A statistical transformation, or stat, transforms the data, typically by summarising it in some manner. For example, a useful stat is the smoother, which calculates the smoothed mean of y, conditional on x. You’ve already used many of ggplot2’s stats because they’re used behind the scenes to generate many important geoms:
You’ll rarely call these functions directly, but they are useful to know about because their documentation often provides more detail about the corresponding statistical transformation.
Other stats can’t be created with a
stat_ecdf(): compute a empirical cumulative distribution plot.
stat_function(): compute y values from a function of x values.
stat_summary(): summarise y values at distinct x values.
stat_summary_hex(): summarise binned values.
stat_qq(): perform calculations for a quantile-quantile plot.
stat_spoke(): convert angle and radius to position.
stat_unique(): remove duplicated rows.
There are two ways to use these functions. You can either add a
stat_() function and override the default geom, or add a
geom_() function and override the default stat:
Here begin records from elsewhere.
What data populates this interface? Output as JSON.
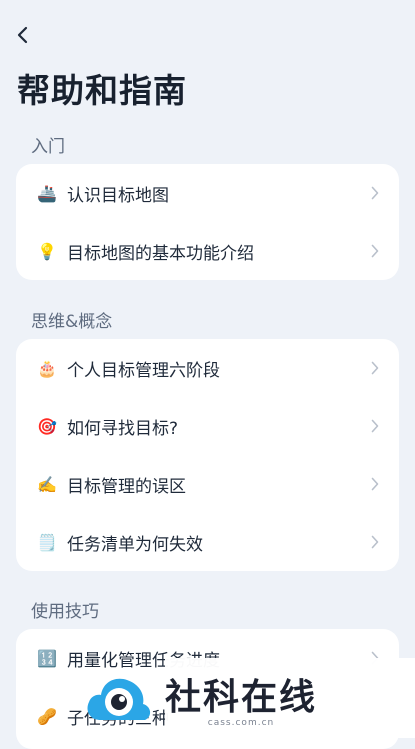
{
  "header": {
    "title": "帮助和指南"
  },
  "sections": [
    {
      "label": "入门",
      "items": [
        {
          "icon": "🚢",
          "label": "认识目标地图"
        },
        {
          "icon": "💡",
          "label": "目标地图的基本功能介绍"
        }
      ]
    },
    {
      "label": "思维&概念",
      "items": [
        {
          "icon": "🎂",
          "label": "个人目标管理六阶段"
        },
        {
          "icon": "🎯",
          "label": "如何寻找目标?"
        },
        {
          "icon": "✍️",
          "label": "目标管理的误区"
        },
        {
          "icon": "🗒️",
          "label": "任务清单为何失效"
        }
      ]
    },
    {
      "label": "使用技巧",
      "items": [
        {
          "icon": "🔢",
          "label": "用量化管理任务进度"
        },
        {
          "icon": "🥜",
          "label": "子任务的三种"
        }
      ]
    }
  ],
  "watermark": {
    "title": "社科在线",
    "url": "cass.com.cn"
  }
}
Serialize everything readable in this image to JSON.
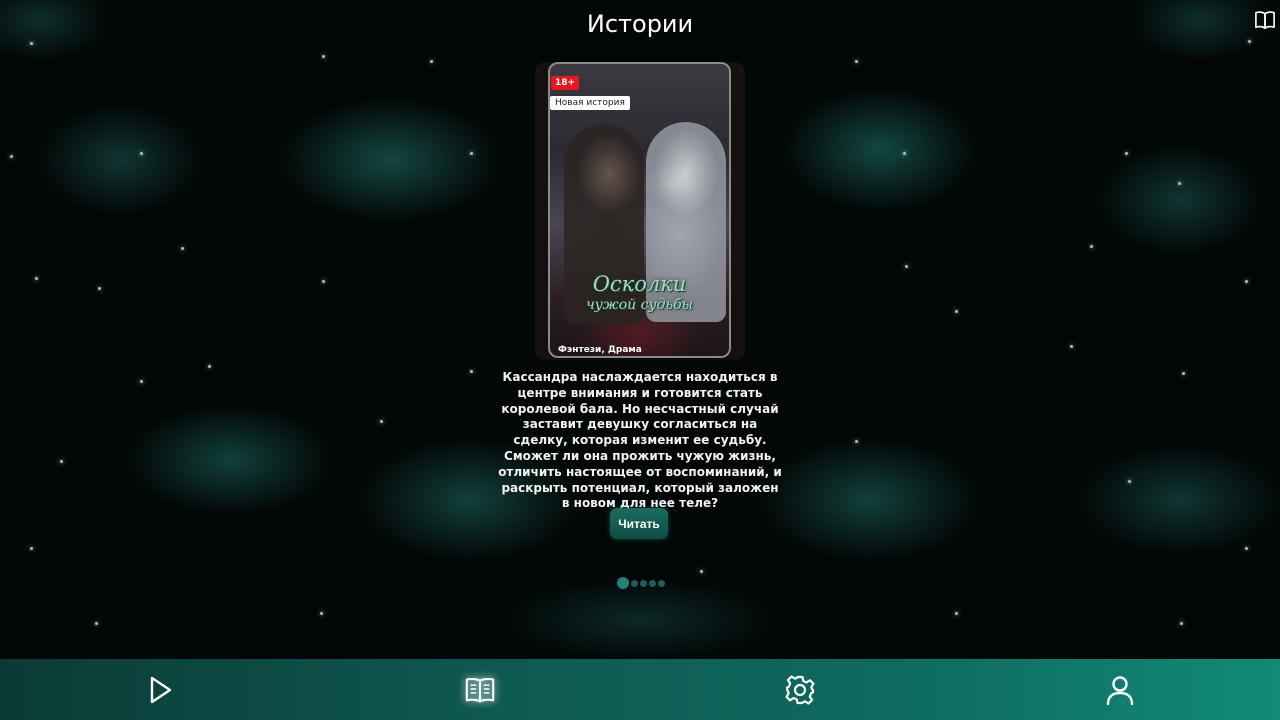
{
  "header": {
    "title": "Истории",
    "top_right_icon": "book-icon"
  },
  "story": {
    "age_rating": "18+",
    "badge": "Новая история",
    "cover_title_line1": "Осколки",
    "cover_title_line2": "чужой судьбы",
    "genres": "Фэнтези, Драма",
    "description": "Кассандра наслаждается находиться в центре внимания и готовится стать королевой бала. Но несчастный случай заставит девушку согласиться на сделку, которая изменит ее судьбу. Сможет ли она прожить чужую жизнь, отличить настоящее от воспоминаний, и раскрыть потенциал, который заложен в новом для нее теле?",
    "read_label": "Читать"
  },
  "carousel": {
    "total": 5,
    "active_index": 0
  },
  "bottom_nav": {
    "items": [
      {
        "icon": "play-icon",
        "active": false
      },
      {
        "icon": "book-open-icon",
        "active": true
      },
      {
        "icon": "gear-icon",
        "active": false
      },
      {
        "icon": "user-icon",
        "active": false
      }
    ]
  },
  "colors": {
    "accent": "#0e6a5f",
    "age_badge": "#e8161b",
    "dot_active": "#1f8478",
    "dot_inactive": "#1b5f5a"
  }
}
ggplot(mpg, aes(trans, cty)) + geom_point() + stat_summary(geom = "point", fun = "mean", colour = "red", size = 4) ggplot(mpg, aes(trans, cty)) + geom_point() + geom_point(stat = "summary", fun = "mean", colour = "red", size = 4)
I think it’s best to use the second form because it makes it more clear that you’re displaying a summary, not the raw data.
13.6.1 Generated variables
Internally, a stat takes a data frame as input and returns a data frame as output, and so a stat can add new variables to the original dataset. It is possible to map aesthetics to these new variables. For example,
stat_bin, the statistic used to make histograms, produces the following variables:
count, the number of observations in each bin
density, the density of observations in each bin (percentage of total / bar width)
x, the centre of the bin
These generated variables can be used instead of the variables present in the original dataset. For example, the default histogram geom assigns the height of the bars to the number of observations (
count), but if you’d prefer a more traditional histogram, you can use the density (
density). To refer to a generated variable like density, “
after_stat()” must wrap the name. This prevents confusion in case the original dataset includes a variable with the same name as a generated variable, and it makes it clear to any later reader of the code that this variable was generated by a stat. Each statistic lists the variables that it creates in its documentation. Compare the y-axes on these two plots:
ggplot(diamonds, aes(price)) + geom_histogram(binwidth = 500) ggplot(diamonds, aes(price)) + geom_histogram(aes(y = after_stat(density)), binwidth = 500)
This technique is particularly useful when you want to compare the distribution of multiple groups that have very different sizes. For example, it’s hard to compare the distribution of
cut because some groups are quite small. It’s easier to compare if we standardise each group to take up the same area:
ggplot(diamonds, aes(price, colour = cut)) + geom_freqpoly(binwidth = 500) + theme(legend.position = "none") ggplot(diamonds, aes(price, colour = cut)) + geom_freqpoly(aes(y = after_stat(density)), binwidth = 500) + theme(legend.position = "none")
The result of this plot is rather surprising: low quality diamonds seem to be more expensive on average.
The code below creates a similar dataset to
stat_smooth(). Use the appropriate geoms to mimic the default
loess(hwy ~ displ, data = mpg) mod <- data.frame(displ = seq(1.6, 7, length = 50)) smoothed <- predict(mod, newdata = smoothed, se = TRUE) pred <-$hwy <- pred$fit smoothed$hwy_lwr <- pred$fit - 1.96 * pred$se.fit smoothed$hwy_upr <- pred$fit + 1.96 * pred$se.fitsmoothed
What stats were used to create the following plots?
Read the help for
geom_count()to create a plot that shows the proportion of cars that have each combination of